The entries are to be returned exactly as written.

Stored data
»»
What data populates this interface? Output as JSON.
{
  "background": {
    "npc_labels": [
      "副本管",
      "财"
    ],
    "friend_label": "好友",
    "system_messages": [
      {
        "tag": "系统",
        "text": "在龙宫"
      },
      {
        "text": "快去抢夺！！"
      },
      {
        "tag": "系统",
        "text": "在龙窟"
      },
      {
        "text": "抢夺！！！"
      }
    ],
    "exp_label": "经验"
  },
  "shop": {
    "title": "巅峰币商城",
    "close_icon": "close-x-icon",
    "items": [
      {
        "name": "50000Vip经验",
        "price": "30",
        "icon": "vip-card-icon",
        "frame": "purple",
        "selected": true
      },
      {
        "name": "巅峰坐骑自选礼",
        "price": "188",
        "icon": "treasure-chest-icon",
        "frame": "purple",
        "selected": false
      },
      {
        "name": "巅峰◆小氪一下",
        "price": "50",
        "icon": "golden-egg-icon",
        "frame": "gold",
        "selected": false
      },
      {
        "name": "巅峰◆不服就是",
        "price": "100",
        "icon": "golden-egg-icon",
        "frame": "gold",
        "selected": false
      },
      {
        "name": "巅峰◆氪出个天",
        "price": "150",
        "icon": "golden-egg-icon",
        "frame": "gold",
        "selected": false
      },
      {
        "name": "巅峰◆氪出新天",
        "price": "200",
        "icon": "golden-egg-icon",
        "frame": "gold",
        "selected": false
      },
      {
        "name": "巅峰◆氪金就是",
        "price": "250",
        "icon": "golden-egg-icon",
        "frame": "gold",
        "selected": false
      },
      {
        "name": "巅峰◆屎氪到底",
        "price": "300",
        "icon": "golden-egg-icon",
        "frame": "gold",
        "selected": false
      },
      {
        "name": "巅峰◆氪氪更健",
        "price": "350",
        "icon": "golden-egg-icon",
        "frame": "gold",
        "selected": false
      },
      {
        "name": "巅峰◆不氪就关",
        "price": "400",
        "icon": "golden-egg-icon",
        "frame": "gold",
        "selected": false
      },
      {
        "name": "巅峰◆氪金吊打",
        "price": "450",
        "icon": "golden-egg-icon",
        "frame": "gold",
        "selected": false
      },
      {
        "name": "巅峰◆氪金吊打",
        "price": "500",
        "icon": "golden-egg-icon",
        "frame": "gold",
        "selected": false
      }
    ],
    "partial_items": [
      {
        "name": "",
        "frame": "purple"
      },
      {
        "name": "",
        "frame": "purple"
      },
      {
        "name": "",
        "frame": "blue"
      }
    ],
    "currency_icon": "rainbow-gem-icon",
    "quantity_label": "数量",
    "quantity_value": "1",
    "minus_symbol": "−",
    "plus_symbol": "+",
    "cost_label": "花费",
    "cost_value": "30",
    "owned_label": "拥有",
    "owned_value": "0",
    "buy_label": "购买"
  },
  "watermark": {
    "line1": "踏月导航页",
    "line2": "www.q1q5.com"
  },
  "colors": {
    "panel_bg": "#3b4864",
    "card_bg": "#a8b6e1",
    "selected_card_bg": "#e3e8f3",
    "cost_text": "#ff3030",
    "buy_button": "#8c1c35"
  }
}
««
**Answer box**.
What data populates this interface? Output as JSON.
{
  "background": {
    "npc_labels": [
      "副本管",
      "财"
    ],
    "friend_label": "好友",
    "system_messages": [
      {
        "tag": "系统",
        "text": "在龙宫"
      },
      {
        "text": "快去抢夺！！"
      },
      {
        "tag": "系统",
        "text": "在龙窟"
      },
      {
        "text": "抢夺！！！"
      }
    ],
    "exp_label": "经验"
  },
  "shop": {
    "title": "巅峰币商城",
    "close_icon": "close-x-icon",
    "items": [
      {
        "name": "50000Vip经验",
        "price": "30",
        "icon": "vip-card-icon",
        "frame": "purple",
        "selected": true
      },
      {
        "name": "巅峰坐骑自选礼",
        "price": "188",
        "icon": "treasure-chest-icon",
        "frame": "purple",
        "selected": false
      },
      {
        "name": "巅峰◆小氪一下",
        "price": "50",
        "icon": "golden-egg-icon",
        "frame": "gold",
        "selected": false
      },
      {
        "name": "巅峰◆不服就是",
        "price": "100",
        "icon": "golden-egg-icon",
        "frame": "gold",
        "selected": false
      },
      {
        "name": "巅峰◆氪出个天",
        "price": "150",
        "icon": "golden-egg-icon",
        "frame": "gold",
        "selected": false
      },
      {
        "name": "巅峰◆氪出新天",
        "price": "200",
        "icon": "golden-egg-icon",
        "frame": "gold",
        "selected": false
      },
      {
        "name": "巅峰◆氪金就是",
        "price": "250",
        "icon": "golden-egg-icon",
        "frame": "gold",
        "selected": false
      },
      {
        "name": "巅峰◆屎氪到底",
        "price": "300",
        "icon": "golden-egg-icon",
        "frame": "gold",
        "selected": false
      },
      {
        "name": "巅峰◆氪氪更健",
        "price": "350",
        "icon": "golden-egg-icon",
        "frame": "gold",
        "selected": false
      },
      {
        "name": "巅峰◆不氪就关",
        "price": "400",
        "icon": "golden-egg-icon",
        "frame": "gold",
        "selected": false
      },
      {
        "name": "巅峰◆氪金吊打",
        "price": "450",
        "icon": "golden-egg-icon",
        "frame": "gold",
        "selected": false
      },
      {
        "name": "巅峰◆氪金吊打",
        "price": "500",
        "icon": "golden-egg-icon",
        "frame": "gold",
        "selected": false
      }
    ],
    "partial_items": [
      {
        "name": "",
        "frame": "purple"
      },
      {
        "name": "",
        "frame": "purple"
      },
      {
        "name": "",
        "frame": "blue"
      }
    ],
    "currency_icon": "rainbow-gem-icon",
    "quantity_label": "数量",
    "quantity_value": "1",
    "minus_symbol": "−",
    "plus_symbol": "+",
    "cost_label": "花费",
    "cost_value": "30",
    "owned_label": "拥有",
    "owned_value": "0",
    "buy_label": "购买"
  },
  "watermark": {
    "line1": "踏月导航页",
    "line2": "www.q1q5.com"
  },
  "colors": {
    "panel_bg": "#3b4864",
    "card_bg": "#a8b6e1",
    "selected_card_bg": "#e3e8f3",
    "cost_text": "#ff3030",
    "buy_button": "#8c1c35"
  }
}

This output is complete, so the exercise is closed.